50 Cent's Pump and Dump Twitter Scheme

I'm having trouble figuring out if the rapper 50 Cent is guilty of insider trading for his big stock tip over the weekend. Mr. Cent (or Mr. Jackson, your pick) used his rather large Twitter following (about 3.8 million) to boost the share price of penny stock in a company he holds shares called H&H Imports.

The Jakarta Globe reports that the Twitter account of Andi Arief, the government adviser for disaster management and social affairs, was hacked on Thursday. Someone managed to hijack the adviser's account, @AndiAriefNew, and send a message to his 8,500 followers: "Besok jakarta tsunami" ("Jakarta tsunami tomorrow). Aside from the loss of face, there doesn't appear to have been any fallout or panic created by the tweet. The hacker also sent other messages, mocking other national officials and prompting an indignant response from a staffer.

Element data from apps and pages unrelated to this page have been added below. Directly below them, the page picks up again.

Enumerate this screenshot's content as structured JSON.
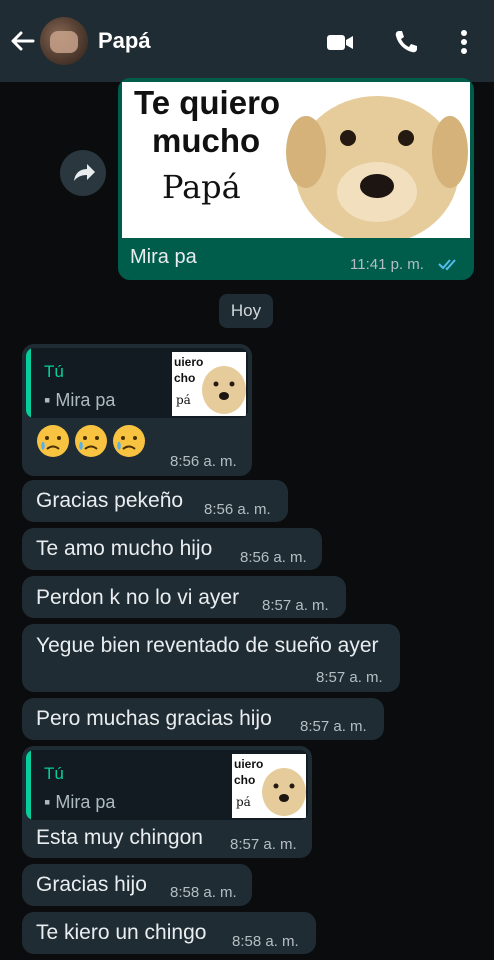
{
  "header": {
    "contact_name": "Papá"
  },
  "sticker_message": {
    "line1": "Te quiero",
    "line2": "mucho",
    "line3": "Papá",
    "caption": "Mira pa",
    "time": "11:41 p. m."
  },
  "date_divider": "Hoy",
  "messages": [
    {
      "text": "",
      "time": "8:56 a. m.",
      "reply": {
        "author": "Tú",
        "text": "Mira pa",
        "thumb_lines": [
          "uiero",
          "cho",
          "pá"
        ]
      }
    },
    {
      "text": "Gracias pekeño",
      "time": "8:56 a. m."
    },
    {
      "text": "Te amo mucho hijo",
      "time": "8:56 a. m."
    },
    {
      "text": "Perdon k no lo vi ayer",
      "time": "8:57 a. m."
    },
    {
      "text": "Yegue bien reventado de sueño ayer",
      "time": "8:57 a. m."
    },
    {
      "text": "Pero muchas gracias hijo",
      "time": "8:57 a. m."
    },
    {
      "text": "Esta muy chingon",
      "time": "8:57 a. m.",
      "reply": {
        "author": "Tú",
        "text": "Mira pa",
        "thumb_lines": [
          "uiero",
          "cho",
          "pá"
        ]
      }
    },
    {
      "text": "Gracias hijo",
      "time": "8:58 a. m."
    },
    {
      "text": "Te kiero un chingo",
      "time": "8:58 a. m."
    }
  ],
  "colors": {
    "accent": "#06cf9c",
    "outgoing": "#005c4b",
    "incoming": "#1f2c33",
    "header": "#1f2c33"
  }
}
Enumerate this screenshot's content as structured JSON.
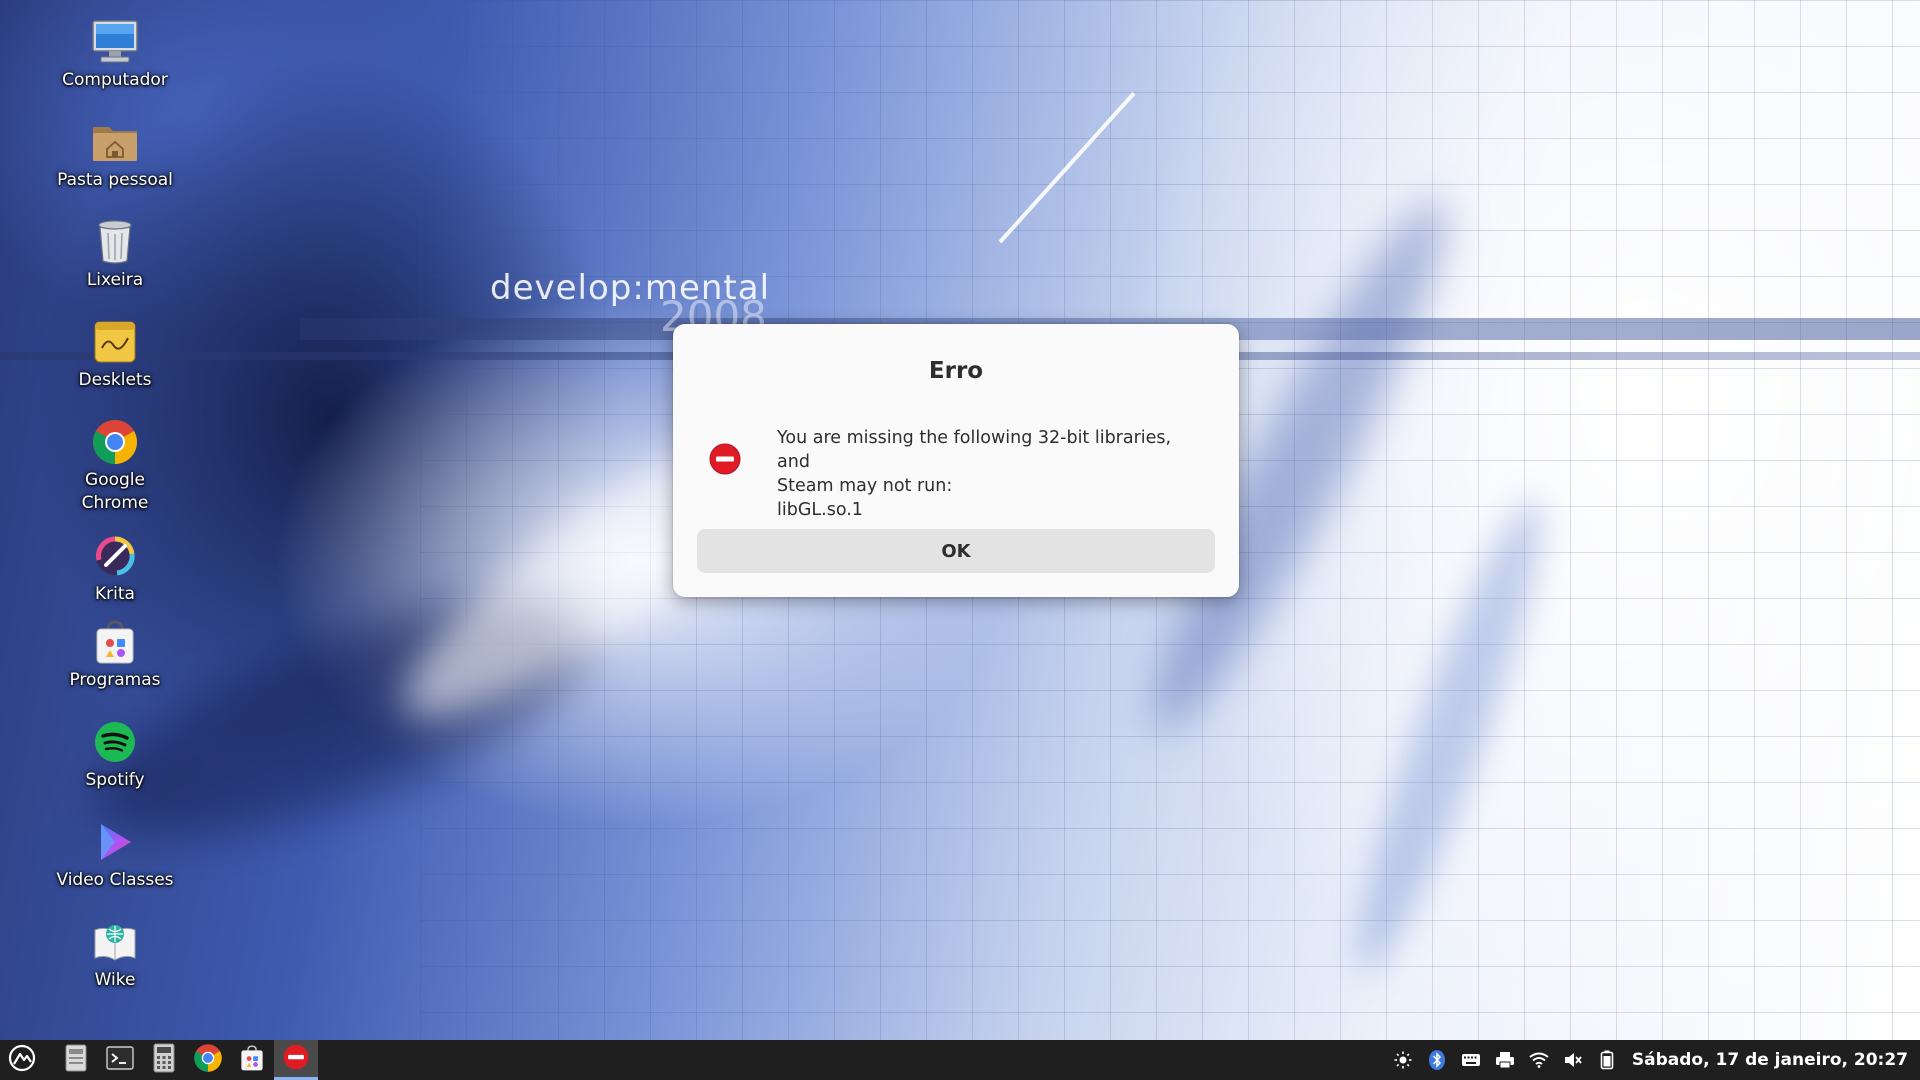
{
  "wallpaper": {
    "text": "develop:mental",
    "number": "2008"
  },
  "desktop": {
    "icons": [
      {
        "label": "Computador",
        "icon": "computer-icon"
      },
      {
        "label": "Pasta pessoal",
        "icon": "home-folder-icon"
      },
      {
        "label": "Lixeira",
        "icon": "trash-icon"
      },
      {
        "label": "Desklets",
        "icon": "desklets-icon"
      },
      {
        "label": "Google Chrome",
        "icon": "chrome-icon"
      },
      {
        "label": "Krita",
        "icon": "krita-icon"
      },
      {
        "label": "Programas",
        "icon": "software-store-icon"
      },
      {
        "label": "Spotify",
        "icon": "spotify-icon"
      },
      {
        "label": "Video Classes",
        "icon": "video-classes-icon"
      },
      {
        "label": "Wike",
        "icon": "wike-icon"
      }
    ]
  },
  "dialog": {
    "title": "Erro",
    "message_line1": "You are missing the following 32-bit libraries, and",
    "message_line2": "Steam may not run:",
    "message_line3": "libGL.so.1",
    "ok_label": "OK",
    "icon": "error-icon"
  },
  "taskbar": {
    "launchers": [
      "menu-icon",
      "file-manager-icon",
      "terminal-icon",
      "calculator-icon",
      "chrome-icon",
      "software-store-icon",
      "error-window-icon"
    ],
    "tray": [
      "brightness-icon",
      "bluetooth-icon",
      "keyboard-icon",
      "printer-icon",
      "wifi-icon",
      "volume-muted-icon",
      "battery-icon"
    ],
    "clock": "Sábado, 17 de janeiro, 20:27"
  },
  "colors": {
    "dialog_bg": "#fafafa",
    "button_bg": "#e3e3e3",
    "error_red": "#e01b24",
    "taskbar_bg": "#1f1f1f"
  }
}
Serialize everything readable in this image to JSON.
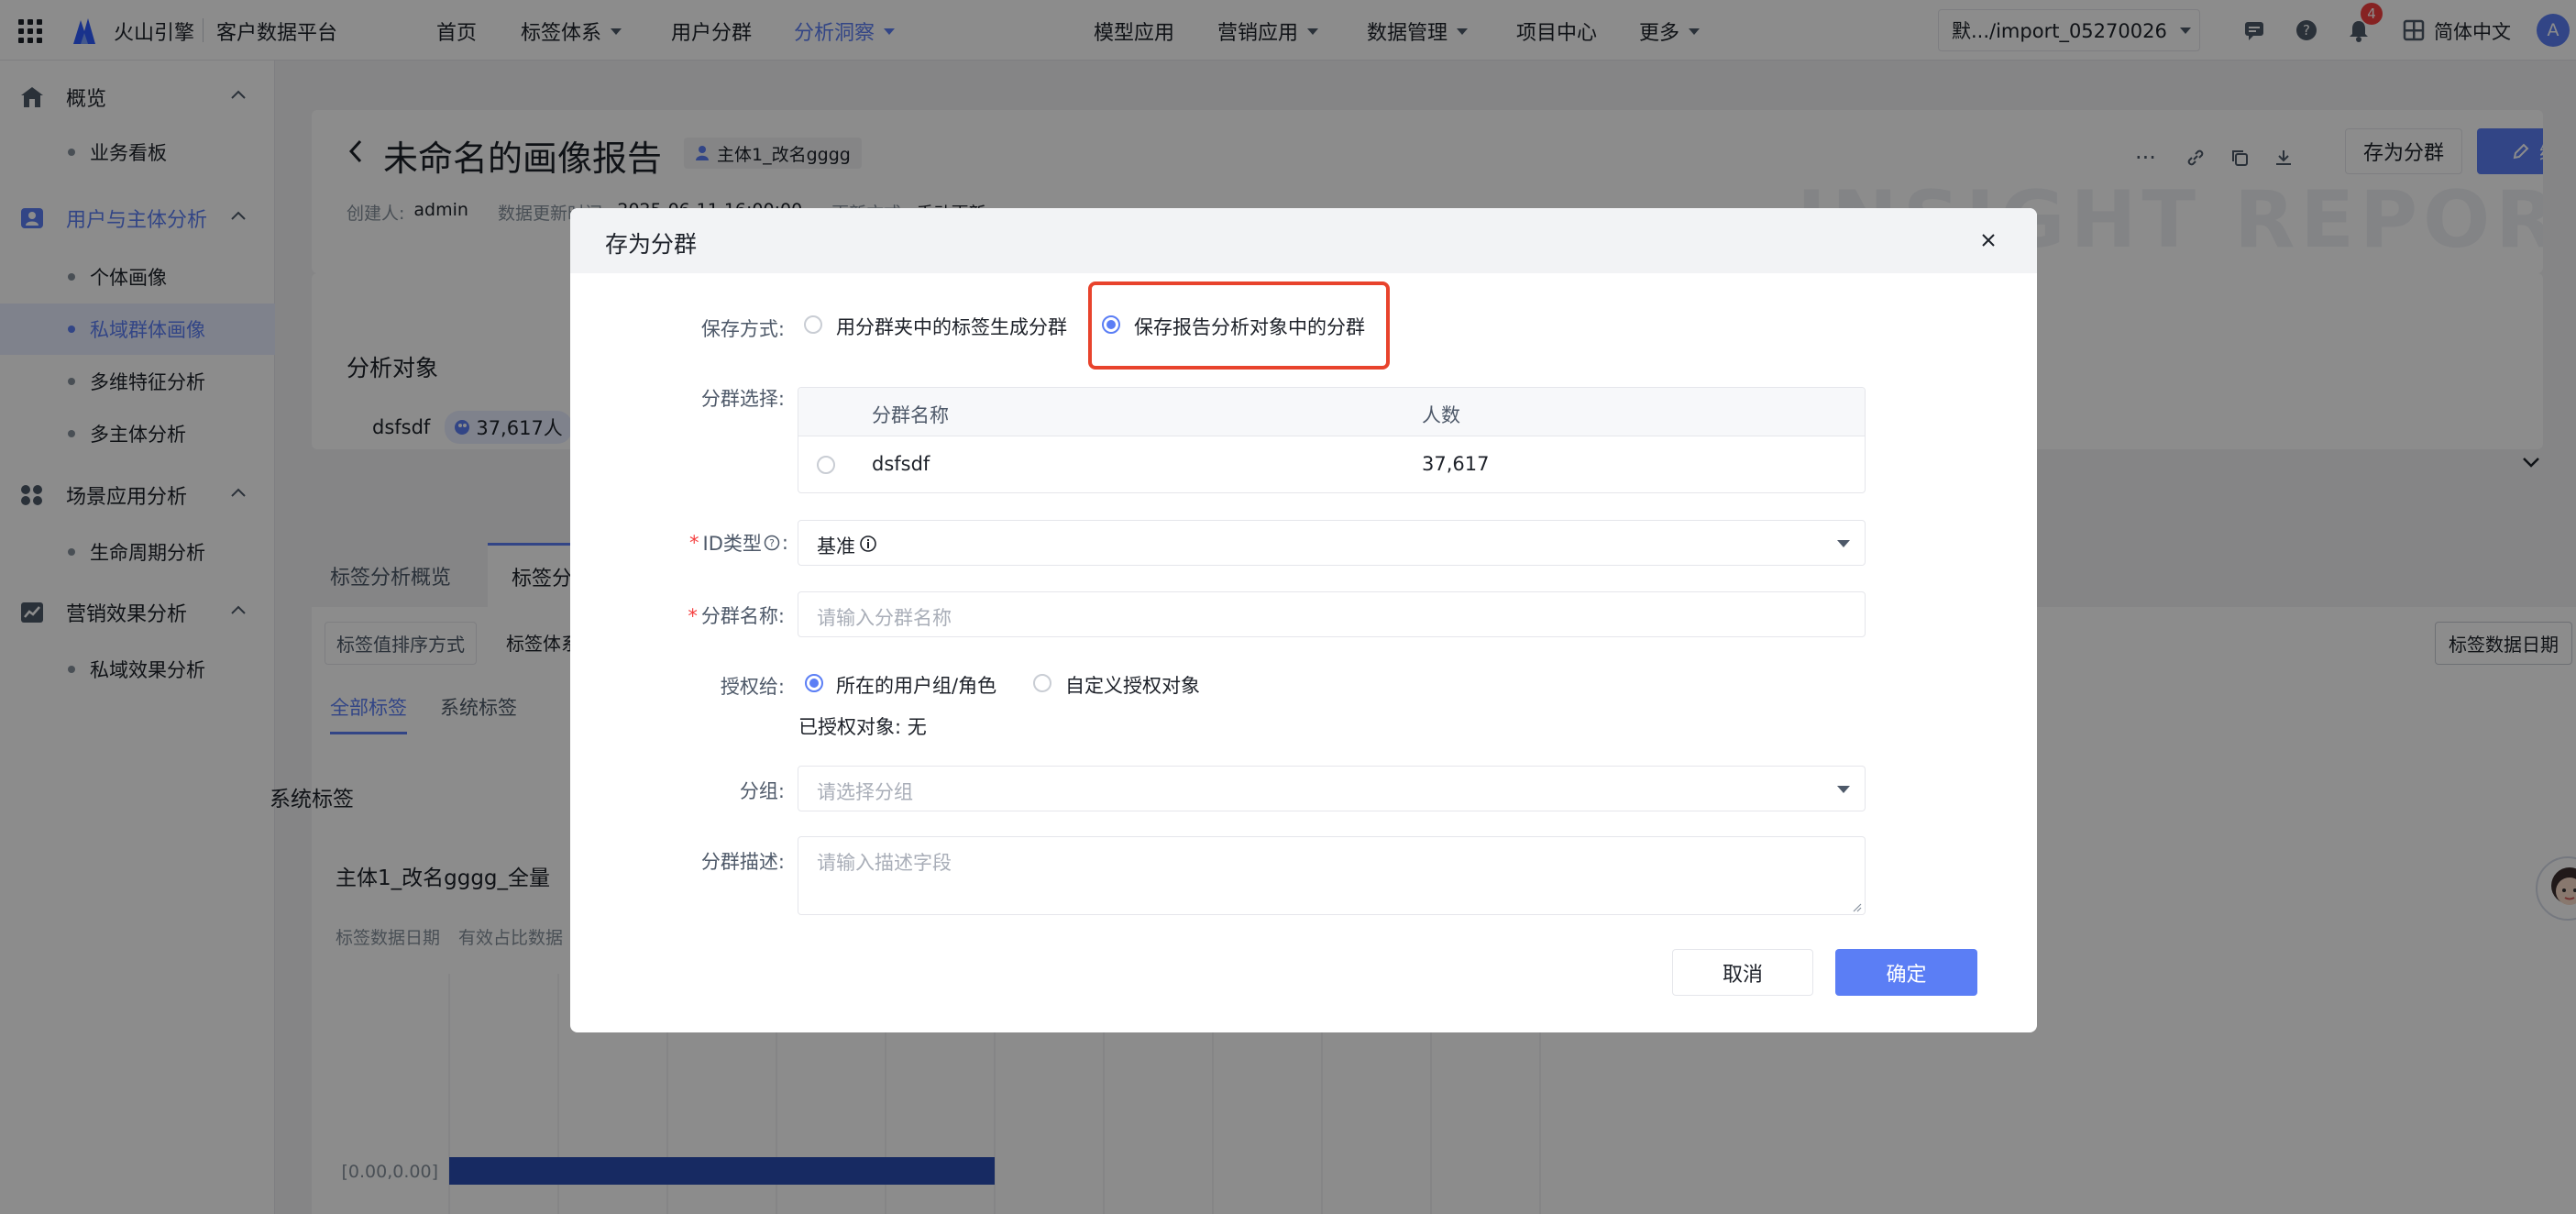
{
  "topbar": {
    "brand": "火山引擎",
    "platform": "客户数据平台",
    "nav": [
      {
        "label": "首页",
        "dropdown": false,
        "active": false
      },
      {
        "label": "标签体系",
        "dropdown": true,
        "active": false
      },
      {
        "label": "用户分群",
        "dropdown": false,
        "active": false
      },
      {
        "label": "分析洞察",
        "dropdown": true,
        "active": true
      },
      {
        "label": "模型应用",
        "dropdown": false,
        "active": false
      },
      {
        "label": "营销应用",
        "dropdown": true,
        "active": false
      },
      {
        "label": "数据管理",
        "dropdown": true,
        "active": false
      },
      {
        "label": "项目中心",
        "dropdown": false,
        "active": false
      },
      {
        "label": "更多",
        "dropdown": true,
        "active": false
      }
    ],
    "project": "默.../import_05270026",
    "notification_count": "4",
    "language": "简体中文",
    "avatar": "A"
  },
  "sidebar": {
    "groups": [
      {
        "label": "概览",
        "icon": "home-icon",
        "items": [
          "业务看板"
        ]
      },
      {
        "label": "用户与主体分析",
        "icon": "user-icon",
        "items": [
          "个体画像",
          "私域群体画像",
          "多维特征分析",
          "多主体分析"
        ]
      },
      {
        "label": "场景应用分析",
        "icon": "apps-icon",
        "items": [
          "生命周期分析"
        ]
      },
      {
        "label": "营销效果分析",
        "icon": "chart-icon",
        "items": [
          "私域效果分析"
        ]
      }
    ],
    "active_item": "私域群体画像"
  },
  "report": {
    "title": "未命名的画像报告",
    "subject_tag": "主体1_改名gggg",
    "creator_label": "创建人:",
    "creator": "admin",
    "updated_label": "数据更新时间:",
    "updated": "2025-06-11 16:00:00",
    "update_mode_label": "更新方式:",
    "update_mode": "手动更新",
    "save_group_button": "存为分群",
    "edit_button": "编辑",
    "watermark": "INSIGHT REPORT",
    "analysis_object_title": "分析对象",
    "object_name": "dsfsdf",
    "object_count": "37,617人",
    "tabs": [
      "标签分析概览",
      "标签分"
    ],
    "filters": [
      "标签值排序方式",
      "标签体系"
    ],
    "label_date_button": "标签数据日期",
    "subtabs": [
      "全部标签",
      "系统标签"
    ],
    "section_title": "系统标签",
    "subject_card_title": "主体1_改名gggg_全量",
    "card_meta": [
      "标签数据日期",
      "有效占比数据"
    ],
    "chart_data": {
      "type": "bar",
      "categories": [
        "[0.00,0.00]"
      ],
      "values": [
        1
      ]
    }
  },
  "modal": {
    "title": "存为分群",
    "save_mode_label": "保存方式:",
    "save_mode_options": [
      "用分群夹中的标签生成分群",
      "保存报告分析对象中的分群"
    ],
    "save_mode_selected": 1,
    "group_select_label": "分群选择:",
    "table_headers": [
      "分群名称",
      "人数"
    ],
    "table_rows": [
      {
        "name": "dsfsdf",
        "count": "37,617"
      }
    ],
    "id_type_label": "ID类型",
    "id_type_value": "基准",
    "group_name_label": "分群名称:",
    "group_name_placeholder": "请输入分群名称",
    "auth_label": "授权给:",
    "auth_options": [
      "所在的用户组/角色",
      "自定义授权对象"
    ],
    "auth_selected": 0,
    "authorized_text": "已授权对象: 无",
    "folder_label": "分组:",
    "folder_placeholder": "请选择分组",
    "desc_label": "分群描述:",
    "desc_placeholder": "请输入描述字段",
    "cancel": "取消",
    "confirm": "确定",
    "colon": ":"
  },
  "colors": {
    "primary": "#5b7ef5",
    "highlight": "#e8432c",
    "badge": "#f53f3f",
    "bar": "#2b4db3"
  }
}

So I'm definitely not the tech writer around here, which is why I'll write about the sociological implications of Twitter rather than any technology behind it. That and I'm afraid of Chris Pollette and Jonathan Strickland following me into the bathroom and locking the door behind them. For being so pasty, those two know how to wield bicycle chains and car radio antennae with surprising effectiveness. I do not, in fact, have a Twitter account. I'll probably be a member of the 26th wave (coming up two from now), but I am fascinated by the ideal Web 2.0 model our society's faithfully followed, as established by MySpace and perfected by Facebook, wherein a clever new social media technology is unrolled, early adopters figure out even cleverer novel uses for it, these new uses are picked up by the aged media, which disseminates news of the tech to everybody else who, in turn, take up use of the service, which leads to more media exposure, even further use and the final stage, complete and utter entrenchment in said society.